[Recorded data]
==========

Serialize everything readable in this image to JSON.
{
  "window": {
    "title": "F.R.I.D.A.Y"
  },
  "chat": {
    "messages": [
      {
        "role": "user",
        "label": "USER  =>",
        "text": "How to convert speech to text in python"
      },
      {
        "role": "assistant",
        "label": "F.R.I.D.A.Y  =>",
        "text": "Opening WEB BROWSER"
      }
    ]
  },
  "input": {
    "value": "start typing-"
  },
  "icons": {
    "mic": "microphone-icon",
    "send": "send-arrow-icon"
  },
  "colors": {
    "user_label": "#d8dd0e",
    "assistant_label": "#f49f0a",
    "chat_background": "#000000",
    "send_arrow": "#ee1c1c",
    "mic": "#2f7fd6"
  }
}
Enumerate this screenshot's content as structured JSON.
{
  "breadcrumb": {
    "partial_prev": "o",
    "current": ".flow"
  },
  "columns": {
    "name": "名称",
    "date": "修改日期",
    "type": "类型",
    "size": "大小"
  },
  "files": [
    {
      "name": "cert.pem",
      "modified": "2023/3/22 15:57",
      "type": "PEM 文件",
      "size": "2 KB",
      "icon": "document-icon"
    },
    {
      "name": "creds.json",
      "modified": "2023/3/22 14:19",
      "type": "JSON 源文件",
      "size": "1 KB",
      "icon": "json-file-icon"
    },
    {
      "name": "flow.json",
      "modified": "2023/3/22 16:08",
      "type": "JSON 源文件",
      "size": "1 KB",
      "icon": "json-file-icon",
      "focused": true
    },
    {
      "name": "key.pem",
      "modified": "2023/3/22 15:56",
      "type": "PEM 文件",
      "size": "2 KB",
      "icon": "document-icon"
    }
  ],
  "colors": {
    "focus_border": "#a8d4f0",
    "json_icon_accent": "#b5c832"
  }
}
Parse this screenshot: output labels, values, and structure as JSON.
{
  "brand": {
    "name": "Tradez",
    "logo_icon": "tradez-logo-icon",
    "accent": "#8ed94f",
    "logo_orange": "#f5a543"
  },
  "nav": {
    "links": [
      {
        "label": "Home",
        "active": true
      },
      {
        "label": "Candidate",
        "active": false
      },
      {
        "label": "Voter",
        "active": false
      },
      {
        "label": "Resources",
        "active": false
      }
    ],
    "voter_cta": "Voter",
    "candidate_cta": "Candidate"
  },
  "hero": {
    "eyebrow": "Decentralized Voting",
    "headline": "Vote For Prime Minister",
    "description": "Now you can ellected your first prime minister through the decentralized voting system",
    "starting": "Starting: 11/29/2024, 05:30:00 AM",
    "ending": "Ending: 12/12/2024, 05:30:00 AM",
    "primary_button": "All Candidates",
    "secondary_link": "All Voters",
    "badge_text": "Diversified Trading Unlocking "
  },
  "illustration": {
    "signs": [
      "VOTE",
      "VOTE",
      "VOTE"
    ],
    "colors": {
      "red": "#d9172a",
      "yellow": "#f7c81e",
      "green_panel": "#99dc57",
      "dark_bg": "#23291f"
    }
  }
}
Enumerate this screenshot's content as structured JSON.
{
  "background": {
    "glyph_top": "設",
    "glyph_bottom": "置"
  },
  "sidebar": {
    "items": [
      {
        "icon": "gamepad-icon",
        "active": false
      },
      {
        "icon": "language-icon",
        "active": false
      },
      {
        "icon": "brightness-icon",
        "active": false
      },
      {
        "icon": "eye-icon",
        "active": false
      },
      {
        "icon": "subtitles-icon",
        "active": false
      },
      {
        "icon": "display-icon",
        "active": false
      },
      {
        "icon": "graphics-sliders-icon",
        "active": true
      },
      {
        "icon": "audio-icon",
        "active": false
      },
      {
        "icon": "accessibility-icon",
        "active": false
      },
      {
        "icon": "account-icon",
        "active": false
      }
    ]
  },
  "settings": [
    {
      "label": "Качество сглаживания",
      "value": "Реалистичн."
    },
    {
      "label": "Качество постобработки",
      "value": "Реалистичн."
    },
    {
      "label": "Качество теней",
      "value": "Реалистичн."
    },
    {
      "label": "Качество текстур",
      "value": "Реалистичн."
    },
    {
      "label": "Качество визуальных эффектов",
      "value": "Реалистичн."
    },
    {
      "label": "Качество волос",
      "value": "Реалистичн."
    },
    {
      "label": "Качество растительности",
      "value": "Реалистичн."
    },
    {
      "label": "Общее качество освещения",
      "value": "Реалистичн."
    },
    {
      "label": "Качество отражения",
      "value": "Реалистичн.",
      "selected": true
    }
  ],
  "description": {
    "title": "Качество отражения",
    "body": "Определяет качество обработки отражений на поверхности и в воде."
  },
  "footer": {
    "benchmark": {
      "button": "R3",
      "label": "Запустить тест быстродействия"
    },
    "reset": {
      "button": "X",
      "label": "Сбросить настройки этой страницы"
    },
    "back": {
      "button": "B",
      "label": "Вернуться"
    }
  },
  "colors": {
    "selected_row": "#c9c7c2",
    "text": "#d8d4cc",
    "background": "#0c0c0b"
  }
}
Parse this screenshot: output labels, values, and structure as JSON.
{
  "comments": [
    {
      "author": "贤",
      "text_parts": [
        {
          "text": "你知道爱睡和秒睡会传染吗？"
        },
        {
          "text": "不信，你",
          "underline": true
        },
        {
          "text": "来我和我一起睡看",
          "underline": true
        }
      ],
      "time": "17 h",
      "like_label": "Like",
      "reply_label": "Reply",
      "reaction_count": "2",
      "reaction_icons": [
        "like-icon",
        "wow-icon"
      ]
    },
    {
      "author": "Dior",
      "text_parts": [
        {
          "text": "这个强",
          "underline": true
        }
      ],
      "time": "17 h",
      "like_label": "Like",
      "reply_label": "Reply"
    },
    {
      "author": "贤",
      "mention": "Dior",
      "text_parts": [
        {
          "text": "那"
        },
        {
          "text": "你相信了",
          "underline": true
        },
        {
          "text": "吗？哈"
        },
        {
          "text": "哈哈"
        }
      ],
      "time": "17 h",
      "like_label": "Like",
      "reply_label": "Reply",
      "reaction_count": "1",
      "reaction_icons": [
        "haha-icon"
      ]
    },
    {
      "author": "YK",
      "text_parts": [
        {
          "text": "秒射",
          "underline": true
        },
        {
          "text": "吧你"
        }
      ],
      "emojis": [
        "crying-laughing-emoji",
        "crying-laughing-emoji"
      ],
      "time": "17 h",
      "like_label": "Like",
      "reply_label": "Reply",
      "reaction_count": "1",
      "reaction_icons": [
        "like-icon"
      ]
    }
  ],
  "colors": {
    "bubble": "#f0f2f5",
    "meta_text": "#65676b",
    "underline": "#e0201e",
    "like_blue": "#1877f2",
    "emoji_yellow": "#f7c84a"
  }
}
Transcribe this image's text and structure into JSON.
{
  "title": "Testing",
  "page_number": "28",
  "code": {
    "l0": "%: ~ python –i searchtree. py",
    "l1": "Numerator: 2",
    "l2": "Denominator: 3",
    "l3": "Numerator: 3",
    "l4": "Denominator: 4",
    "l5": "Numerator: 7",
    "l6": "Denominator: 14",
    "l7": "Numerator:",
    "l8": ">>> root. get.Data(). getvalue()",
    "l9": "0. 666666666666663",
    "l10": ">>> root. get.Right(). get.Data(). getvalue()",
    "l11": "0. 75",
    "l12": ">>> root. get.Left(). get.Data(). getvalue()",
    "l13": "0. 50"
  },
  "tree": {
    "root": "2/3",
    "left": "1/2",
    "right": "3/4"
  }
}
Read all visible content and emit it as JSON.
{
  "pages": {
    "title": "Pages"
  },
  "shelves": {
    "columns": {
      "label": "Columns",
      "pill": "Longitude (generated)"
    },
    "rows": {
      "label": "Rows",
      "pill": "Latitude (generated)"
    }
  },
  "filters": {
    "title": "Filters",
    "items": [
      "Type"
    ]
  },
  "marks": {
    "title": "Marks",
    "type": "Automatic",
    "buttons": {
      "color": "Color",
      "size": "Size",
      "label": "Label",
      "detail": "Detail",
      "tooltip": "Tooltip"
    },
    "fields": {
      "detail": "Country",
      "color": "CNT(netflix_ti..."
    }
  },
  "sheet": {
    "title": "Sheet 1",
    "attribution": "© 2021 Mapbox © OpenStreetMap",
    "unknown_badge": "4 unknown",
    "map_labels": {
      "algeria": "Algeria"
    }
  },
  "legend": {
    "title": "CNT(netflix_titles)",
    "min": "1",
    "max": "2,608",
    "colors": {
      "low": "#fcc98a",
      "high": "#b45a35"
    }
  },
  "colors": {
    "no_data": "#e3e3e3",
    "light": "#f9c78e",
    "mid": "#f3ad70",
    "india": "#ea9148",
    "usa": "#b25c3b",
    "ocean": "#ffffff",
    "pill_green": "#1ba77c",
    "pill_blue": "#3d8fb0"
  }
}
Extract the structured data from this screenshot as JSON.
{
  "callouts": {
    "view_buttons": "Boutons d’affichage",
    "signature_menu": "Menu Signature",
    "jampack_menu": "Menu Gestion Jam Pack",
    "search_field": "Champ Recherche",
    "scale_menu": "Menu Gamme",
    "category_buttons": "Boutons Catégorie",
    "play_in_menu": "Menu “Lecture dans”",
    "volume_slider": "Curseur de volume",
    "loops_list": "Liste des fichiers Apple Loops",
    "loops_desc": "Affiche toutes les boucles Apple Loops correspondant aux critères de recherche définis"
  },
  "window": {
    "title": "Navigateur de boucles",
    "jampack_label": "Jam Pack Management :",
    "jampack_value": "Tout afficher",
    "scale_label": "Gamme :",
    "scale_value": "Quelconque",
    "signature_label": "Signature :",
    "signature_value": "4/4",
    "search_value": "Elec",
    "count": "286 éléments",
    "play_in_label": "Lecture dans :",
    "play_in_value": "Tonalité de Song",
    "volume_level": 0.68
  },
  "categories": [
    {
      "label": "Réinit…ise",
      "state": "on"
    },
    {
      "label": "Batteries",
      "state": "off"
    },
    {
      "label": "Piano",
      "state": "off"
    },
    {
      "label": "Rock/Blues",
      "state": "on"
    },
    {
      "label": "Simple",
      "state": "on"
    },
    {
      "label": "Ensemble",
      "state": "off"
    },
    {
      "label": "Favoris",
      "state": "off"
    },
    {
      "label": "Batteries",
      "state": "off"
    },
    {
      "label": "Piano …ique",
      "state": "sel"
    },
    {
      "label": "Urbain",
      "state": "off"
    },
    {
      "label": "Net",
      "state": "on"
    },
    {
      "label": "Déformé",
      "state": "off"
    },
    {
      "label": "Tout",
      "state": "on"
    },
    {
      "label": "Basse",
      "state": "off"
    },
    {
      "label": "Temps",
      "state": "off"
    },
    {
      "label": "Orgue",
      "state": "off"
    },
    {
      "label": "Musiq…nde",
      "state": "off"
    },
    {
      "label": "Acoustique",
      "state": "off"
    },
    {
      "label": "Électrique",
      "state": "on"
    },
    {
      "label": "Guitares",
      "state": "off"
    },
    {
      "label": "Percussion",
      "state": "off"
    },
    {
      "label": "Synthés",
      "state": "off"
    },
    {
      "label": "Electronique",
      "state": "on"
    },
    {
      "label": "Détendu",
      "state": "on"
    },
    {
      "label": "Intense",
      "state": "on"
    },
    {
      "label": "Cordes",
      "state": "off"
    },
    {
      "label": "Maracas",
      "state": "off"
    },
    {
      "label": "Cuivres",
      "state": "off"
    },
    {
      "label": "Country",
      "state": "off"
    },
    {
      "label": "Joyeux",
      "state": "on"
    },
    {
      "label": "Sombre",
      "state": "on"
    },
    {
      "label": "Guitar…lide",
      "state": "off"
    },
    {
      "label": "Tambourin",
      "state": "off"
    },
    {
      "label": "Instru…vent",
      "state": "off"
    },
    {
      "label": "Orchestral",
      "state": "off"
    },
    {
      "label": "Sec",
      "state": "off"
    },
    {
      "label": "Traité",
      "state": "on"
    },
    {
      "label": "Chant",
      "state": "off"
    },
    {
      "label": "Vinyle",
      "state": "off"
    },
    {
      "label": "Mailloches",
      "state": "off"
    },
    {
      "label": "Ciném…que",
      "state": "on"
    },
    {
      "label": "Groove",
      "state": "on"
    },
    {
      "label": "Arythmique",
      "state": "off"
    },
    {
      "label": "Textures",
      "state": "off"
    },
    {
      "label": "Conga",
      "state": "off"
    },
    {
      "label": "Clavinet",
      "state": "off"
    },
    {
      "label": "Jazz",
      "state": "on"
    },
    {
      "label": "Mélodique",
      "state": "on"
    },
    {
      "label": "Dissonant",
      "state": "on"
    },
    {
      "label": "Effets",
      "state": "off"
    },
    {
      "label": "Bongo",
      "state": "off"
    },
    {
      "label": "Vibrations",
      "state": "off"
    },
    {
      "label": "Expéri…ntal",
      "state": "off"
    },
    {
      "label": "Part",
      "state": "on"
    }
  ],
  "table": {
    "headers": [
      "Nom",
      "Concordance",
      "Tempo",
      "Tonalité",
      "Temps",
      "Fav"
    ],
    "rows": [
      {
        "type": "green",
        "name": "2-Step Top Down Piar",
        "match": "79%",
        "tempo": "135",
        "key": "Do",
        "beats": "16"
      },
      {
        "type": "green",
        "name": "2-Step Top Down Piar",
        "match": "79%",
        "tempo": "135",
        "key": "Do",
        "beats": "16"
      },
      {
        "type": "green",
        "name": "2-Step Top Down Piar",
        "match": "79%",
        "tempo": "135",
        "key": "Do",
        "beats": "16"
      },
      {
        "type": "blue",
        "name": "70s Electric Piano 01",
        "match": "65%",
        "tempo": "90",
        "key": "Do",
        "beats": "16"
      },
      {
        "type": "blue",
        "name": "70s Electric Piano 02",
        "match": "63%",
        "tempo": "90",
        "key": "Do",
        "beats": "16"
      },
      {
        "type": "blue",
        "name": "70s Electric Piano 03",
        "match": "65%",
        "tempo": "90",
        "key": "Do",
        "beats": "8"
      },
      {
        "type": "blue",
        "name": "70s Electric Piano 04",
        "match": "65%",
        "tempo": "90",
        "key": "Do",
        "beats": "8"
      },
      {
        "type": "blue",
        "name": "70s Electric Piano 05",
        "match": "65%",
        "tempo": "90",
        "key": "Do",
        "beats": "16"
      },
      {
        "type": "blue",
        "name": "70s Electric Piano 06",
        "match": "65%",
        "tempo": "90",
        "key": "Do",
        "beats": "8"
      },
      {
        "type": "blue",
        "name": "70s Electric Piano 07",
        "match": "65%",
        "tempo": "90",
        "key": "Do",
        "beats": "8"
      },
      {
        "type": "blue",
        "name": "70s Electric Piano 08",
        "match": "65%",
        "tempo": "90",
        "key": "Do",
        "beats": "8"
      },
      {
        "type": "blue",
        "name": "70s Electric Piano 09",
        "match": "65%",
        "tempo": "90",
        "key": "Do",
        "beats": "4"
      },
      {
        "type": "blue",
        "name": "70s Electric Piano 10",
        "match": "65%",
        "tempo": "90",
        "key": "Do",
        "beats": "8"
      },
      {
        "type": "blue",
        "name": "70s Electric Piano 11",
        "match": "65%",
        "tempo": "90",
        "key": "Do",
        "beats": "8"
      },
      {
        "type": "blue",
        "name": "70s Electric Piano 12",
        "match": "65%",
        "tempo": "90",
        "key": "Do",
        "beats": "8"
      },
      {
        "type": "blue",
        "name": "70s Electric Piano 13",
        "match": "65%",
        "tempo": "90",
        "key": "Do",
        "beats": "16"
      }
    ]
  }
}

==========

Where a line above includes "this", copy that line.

### WRITTEN RESPONSE:
Serialize everything readable in this image to JSON.
Enumerate this screenshot's content as structured JSON.
Parse this screenshot: output labels, values, and structure as JSON.
Enumerate this screenshot's content as structured JSON.
Parse this screenshot: output labels, values, and structure as JSON.
Transcribe this image's text and structure into JSON.
Extract the structured data from this screenshot as JSON.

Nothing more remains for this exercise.